Please restate every line below exactly, without any pictures.

(Extracted records)
----
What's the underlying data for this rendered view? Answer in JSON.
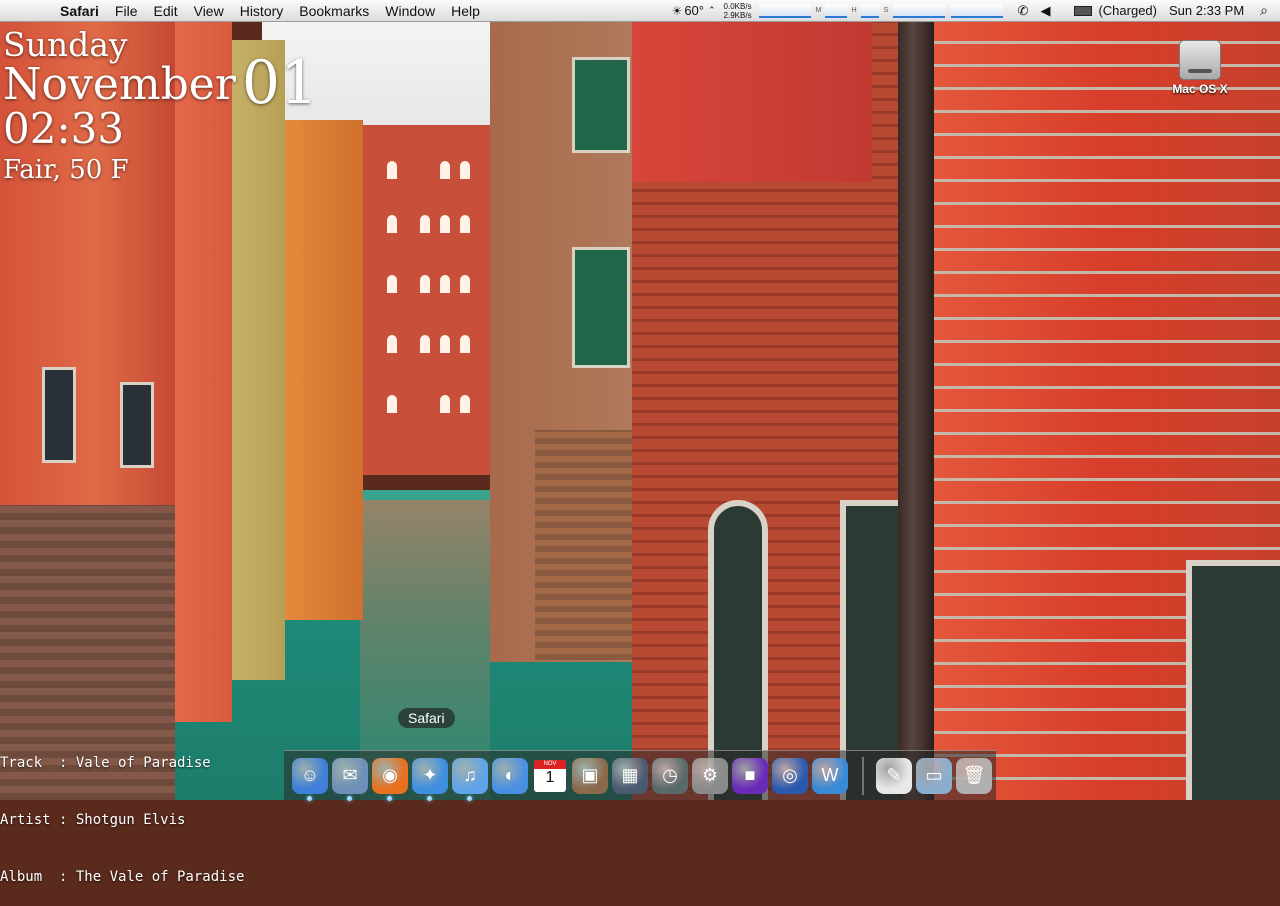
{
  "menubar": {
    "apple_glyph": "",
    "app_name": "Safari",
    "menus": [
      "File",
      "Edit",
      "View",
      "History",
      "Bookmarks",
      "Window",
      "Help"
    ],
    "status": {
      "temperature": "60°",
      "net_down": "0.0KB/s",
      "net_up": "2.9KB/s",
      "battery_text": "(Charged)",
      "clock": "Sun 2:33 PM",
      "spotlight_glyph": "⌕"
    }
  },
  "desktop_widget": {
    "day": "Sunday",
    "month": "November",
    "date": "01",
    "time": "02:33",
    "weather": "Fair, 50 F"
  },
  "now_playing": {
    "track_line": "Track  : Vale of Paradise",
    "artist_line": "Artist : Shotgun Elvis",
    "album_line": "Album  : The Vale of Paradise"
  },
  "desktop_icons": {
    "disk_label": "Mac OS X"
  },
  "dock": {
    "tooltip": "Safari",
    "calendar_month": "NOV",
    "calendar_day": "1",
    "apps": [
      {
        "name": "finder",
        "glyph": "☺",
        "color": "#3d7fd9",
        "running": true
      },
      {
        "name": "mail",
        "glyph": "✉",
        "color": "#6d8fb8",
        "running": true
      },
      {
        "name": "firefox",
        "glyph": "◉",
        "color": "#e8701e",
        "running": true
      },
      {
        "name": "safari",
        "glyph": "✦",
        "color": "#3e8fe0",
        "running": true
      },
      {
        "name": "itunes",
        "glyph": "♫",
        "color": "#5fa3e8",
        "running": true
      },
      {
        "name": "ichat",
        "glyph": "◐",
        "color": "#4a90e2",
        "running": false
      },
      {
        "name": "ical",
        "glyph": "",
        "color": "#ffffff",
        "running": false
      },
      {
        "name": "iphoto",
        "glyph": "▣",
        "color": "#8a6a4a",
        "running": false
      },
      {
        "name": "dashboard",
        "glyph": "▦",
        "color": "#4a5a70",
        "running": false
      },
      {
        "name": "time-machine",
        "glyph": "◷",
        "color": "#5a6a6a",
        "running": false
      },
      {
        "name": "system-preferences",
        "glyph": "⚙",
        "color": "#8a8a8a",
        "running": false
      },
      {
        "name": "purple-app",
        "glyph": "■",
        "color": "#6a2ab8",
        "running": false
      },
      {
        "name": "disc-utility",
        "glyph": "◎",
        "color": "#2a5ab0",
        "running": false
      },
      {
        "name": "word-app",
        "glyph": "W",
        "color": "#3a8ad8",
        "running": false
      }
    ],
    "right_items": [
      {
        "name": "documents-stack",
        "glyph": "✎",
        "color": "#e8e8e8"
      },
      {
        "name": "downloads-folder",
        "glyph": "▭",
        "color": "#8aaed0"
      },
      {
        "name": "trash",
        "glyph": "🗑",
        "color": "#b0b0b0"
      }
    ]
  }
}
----
## Exercise solution
What's the underlying data for this rendered view? Answer in JSON.
{
  "menubar": {
    "apple_glyph": "",
    "app_name": "Safari",
    "menus": [
      "File",
      "Edit",
      "View",
      "History",
      "Bookmarks",
      "Window",
      "Help"
    ],
    "status": {
      "temperature": "60°",
      "net_down": "0.0KB/s",
      "net_up": "2.9KB/s",
      "battery_text": "(Charged)",
      "clock": "Sun 2:33 PM",
      "spotlight_glyph": "⌕"
    }
  },
  "desktop_widget": {
    "day": "Sunday",
    "month": "November",
    "date": "01",
    "time": "02:33",
    "weather": "Fair, 50 F"
  },
  "now_playing": {
    "track_line": "Track  : Vale of Paradise",
    "artist_line": "Artist : Shotgun Elvis",
    "album_line": "Album  : The Vale of Paradise"
  },
  "desktop_icons": {
    "disk_label": "Mac OS X"
  },
  "dock": {
    "tooltip": "Safari",
    "calendar_month": "NOV",
    "calendar_day": "1",
    "apps": [
      {
        "name": "finder",
        "glyph": "☺",
        "color": "#3d7fd9",
        "running": true
      },
      {
        "name": "mail",
        "glyph": "✉",
        "color": "#6d8fb8",
        "running": true
      },
      {
        "name": "firefox",
        "glyph": "◉",
        "color": "#e8701e",
        "running": true
      },
      {
        "name": "safari",
        "glyph": "✦",
        "color": "#3e8fe0",
        "running": true
      },
      {
        "name": "itunes",
        "glyph": "♫",
        "color": "#5fa3e8",
        "running": true
      },
      {
        "name": "ichat",
        "glyph": "◐",
        "color": "#4a90e2",
        "running": false
      },
      {
        "name": "ical",
        "glyph": "",
        "color": "#ffffff",
        "running": false
      },
      {
        "name": "iphoto",
        "glyph": "▣",
        "color": "#8a6a4a",
        "running": false
      },
      {
        "name": "dashboard",
        "glyph": "▦",
        "color": "#4a5a70",
        "running": false
      },
      {
        "name": "time-machine",
        "glyph": "◷",
        "color": "#5a6a6a",
        "running": false
      },
      {
        "name": "system-preferences",
        "glyph": "⚙",
        "color": "#8a8a8a",
        "running": false
      },
      {
        "name": "purple-app",
        "glyph": "■",
        "color": "#6a2ab8",
        "running": false
      },
      {
        "name": "disc-utility",
        "glyph": "◎",
        "color": "#2a5ab0",
        "running": false
      },
      {
        "name": "word-app",
        "glyph": "W",
        "color": "#3a8ad8",
        "running": false
      }
    ],
    "right_items": [
      {
        "name": "documents-stack",
        "glyph": "✎",
        "color": "#e8e8e8"
      },
      {
        "name": "downloads-folder",
        "glyph": "▭",
        "color": "#8aaed0"
      },
      {
        "name": "trash",
        "glyph": "🗑",
        "color": "#b0b0b0"
      }
    ]
  }
}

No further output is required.